[[ RECORDS FOR THE EXERCISE, beginning ]]
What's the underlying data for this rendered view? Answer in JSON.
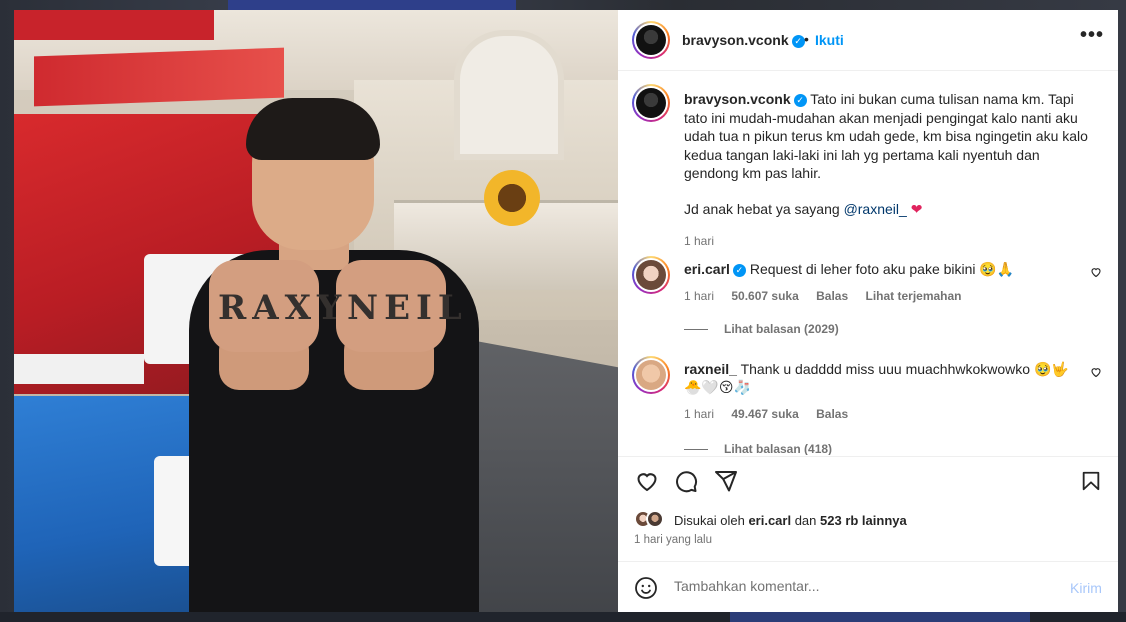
{
  "post": {
    "username": "bravyson.vconk",
    "follow_label": "Ikuti",
    "more_label": "•••",
    "caption_p1": "Tato ini bukan cuma tulisan nama km. Tapi tato ini mudah-mudahan akan menjadi pengingat kalo nanti aku udah tua n pikun terus km udah gede, km bisa ngingetin aku kalo kedua tangan laki-laki ini lah yg pertama kali nyentuh dan gendong km pas lahir.",
    "caption_p2_prefix": "Jd anak hebat ya sayang ",
    "caption_mention": "@raxneil_",
    "caption_heart": "❤",
    "caption_time": "1 hari"
  },
  "photo": {
    "tattoo_left": "RAXY",
    "tattoo_right": "NEIL"
  },
  "comments": [
    {
      "username": "eri.carl",
      "verified": true,
      "text": "Request di leher foto aku pake bikini 🥹🙏",
      "time": "1 hari",
      "likes": "50.607 suka",
      "reply_label": "Balas",
      "translate_label": "Lihat terjemahan",
      "replies_label": "Lihat balasan (2029)"
    },
    {
      "username": "raxneil_",
      "verified": false,
      "text_line1": "Thank u dadddd miss uuu muachhwkokwowko 🥹🤟",
      "text_line2": "🐣🤍😚🧦",
      "time": "1 hari",
      "likes": "49.467 suka",
      "reply_label": "Balas",
      "replies_label": "Lihat balasan (418)"
    }
  ],
  "likes_summary": {
    "prefix": "Disukai oleh ",
    "user": "eri.carl",
    "middle": " dan ",
    "others": "523 rb lainnya"
  },
  "posted_ago": "1 hari yang lalu",
  "comment_box": {
    "placeholder": "Tambahkan komentar...",
    "post_label": "Kirim"
  },
  "icons": [
    "heart-icon",
    "comment-icon",
    "share-icon",
    "bookmark-icon",
    "emoji-icon",
    "more-icon",
    "verified-icon"
  ],
  "colors": {
    "link_blue": "#0095f6",
    "mention": "#00376b",
    "heart": "#e0245e"
  }
}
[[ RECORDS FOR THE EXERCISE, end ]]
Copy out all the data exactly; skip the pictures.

FINISHED EXERCISE:
What's the underlying data for this rendered view? Answer in JSON.
{
  "post": {
    "username": "bravyson.vconk",
    "follow_label": "Ikuti",
    "more_label": "•••",
    "caption_p1": "Tato ini bukan cuma tulisan nama km. Tapi tato ini mudah-mudahan akan menjadi pengingat kalo nanti aku udah tua n pikun terus km udah gede, km bisa ngingetin aku kalo kedua tangan laki-laki ini lah yg pertama kali nyentuh dan gendong km pas lahir.",
    "caption_p2_prefix": "Jd anak hebat ya sayang ",
    "caption_mention": "@raxneil_",
    "caption_heart": "❤",
    "caption_time": "1 hari"
  },
  "photo": {
    "tattoo_left": "RAXY",
    "tattoo_right": "NEIL"
  },
  "comments": [
    {
      "username": "eri.carl",
      "verified": true,
      "text": "Request di leher foto aku pake bikini 🥹🙏",
      "time": "1 hari",
      "likes": "50.607 suka",
      "reply_label": "Balas",
      "translate_label": "Lihat terjemahan",
      "replies_label": "Lihat balasan (2029)"
    },
    {
      "username": "raxneil_",
      "verified": false,
      "text_line1": "Thank u dadddd miss uuu muachhwkokwowko 🥹🤟",
      "text_line2": "🐣🤍😚🧦",
      "time": "1 hari",
      "likes": "49.467 suka",
      "reply_label": "Balas",
      "replies_label": "Lihat balasan (418)"
    }
  ],
  "likes_summary": {
    "prefix": "Disukai oleh ",
    "user": "eri.carl",
    "middle": " dan ",
    "others": "523 rb lainnya"
  },
  "posted_ago": "1 hari yang lalu",
  "comment_box": {
    "placeholder": "Tambahkan komentar...",
    "post_label": "Kirim"
  },
  "icons": [
    "heart-icon",
    "comment-icon",
    "share-icon",
    "bookmark-icon",
    "emoji-icon",
    "more-icon",
    "verified-icon"
  ],
  "colors": {
    "link_blue": "#0095f6",
    "mention": "#00376b",
    "heart": "#e0245e"
  }
}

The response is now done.